Your answer should repeat every line of the records below in which the word "Commerce" appears.

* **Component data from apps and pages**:
=== Section Start ===
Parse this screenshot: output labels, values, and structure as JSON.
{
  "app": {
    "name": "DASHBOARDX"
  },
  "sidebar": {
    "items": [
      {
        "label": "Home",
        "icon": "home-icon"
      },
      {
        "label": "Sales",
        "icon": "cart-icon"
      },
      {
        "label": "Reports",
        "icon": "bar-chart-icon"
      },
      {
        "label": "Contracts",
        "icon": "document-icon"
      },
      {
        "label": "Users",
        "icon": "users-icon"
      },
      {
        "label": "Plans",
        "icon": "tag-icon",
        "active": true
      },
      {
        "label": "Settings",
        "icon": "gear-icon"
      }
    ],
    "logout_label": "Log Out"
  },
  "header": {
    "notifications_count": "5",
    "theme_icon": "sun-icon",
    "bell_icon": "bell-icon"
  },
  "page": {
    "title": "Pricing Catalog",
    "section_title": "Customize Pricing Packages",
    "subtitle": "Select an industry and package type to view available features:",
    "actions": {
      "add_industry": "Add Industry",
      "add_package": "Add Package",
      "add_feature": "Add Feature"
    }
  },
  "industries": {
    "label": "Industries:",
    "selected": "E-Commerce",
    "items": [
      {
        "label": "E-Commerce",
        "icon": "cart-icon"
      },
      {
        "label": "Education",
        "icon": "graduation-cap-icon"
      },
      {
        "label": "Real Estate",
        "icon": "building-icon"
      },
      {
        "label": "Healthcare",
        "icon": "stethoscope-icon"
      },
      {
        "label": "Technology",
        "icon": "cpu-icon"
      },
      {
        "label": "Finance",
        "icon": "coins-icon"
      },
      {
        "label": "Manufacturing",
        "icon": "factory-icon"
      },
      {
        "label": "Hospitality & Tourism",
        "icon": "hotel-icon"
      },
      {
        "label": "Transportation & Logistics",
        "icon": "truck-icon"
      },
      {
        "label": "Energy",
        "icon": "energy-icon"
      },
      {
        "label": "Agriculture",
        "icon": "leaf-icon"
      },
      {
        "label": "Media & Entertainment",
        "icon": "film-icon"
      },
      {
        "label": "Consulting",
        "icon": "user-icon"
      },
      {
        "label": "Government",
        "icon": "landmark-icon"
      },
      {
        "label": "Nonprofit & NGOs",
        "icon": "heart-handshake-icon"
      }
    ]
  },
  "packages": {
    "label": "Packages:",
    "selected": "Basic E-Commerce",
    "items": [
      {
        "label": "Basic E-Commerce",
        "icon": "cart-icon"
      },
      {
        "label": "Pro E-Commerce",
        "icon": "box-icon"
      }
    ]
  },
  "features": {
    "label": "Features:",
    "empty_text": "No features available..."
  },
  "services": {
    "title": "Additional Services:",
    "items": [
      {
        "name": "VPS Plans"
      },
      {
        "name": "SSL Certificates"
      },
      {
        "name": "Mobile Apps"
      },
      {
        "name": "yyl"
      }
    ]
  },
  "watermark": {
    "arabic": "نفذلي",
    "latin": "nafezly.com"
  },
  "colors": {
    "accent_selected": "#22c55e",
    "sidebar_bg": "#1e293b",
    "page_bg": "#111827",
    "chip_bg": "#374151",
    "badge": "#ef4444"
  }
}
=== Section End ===
* **Answer to this exercise**:
    "selected": "E-Commerce",
        "label": "E-Commerce",
    "selected": "Basic E-Commerce",
        "label": "Basic E-Commerce",
        "label": "Pro E-Commerce",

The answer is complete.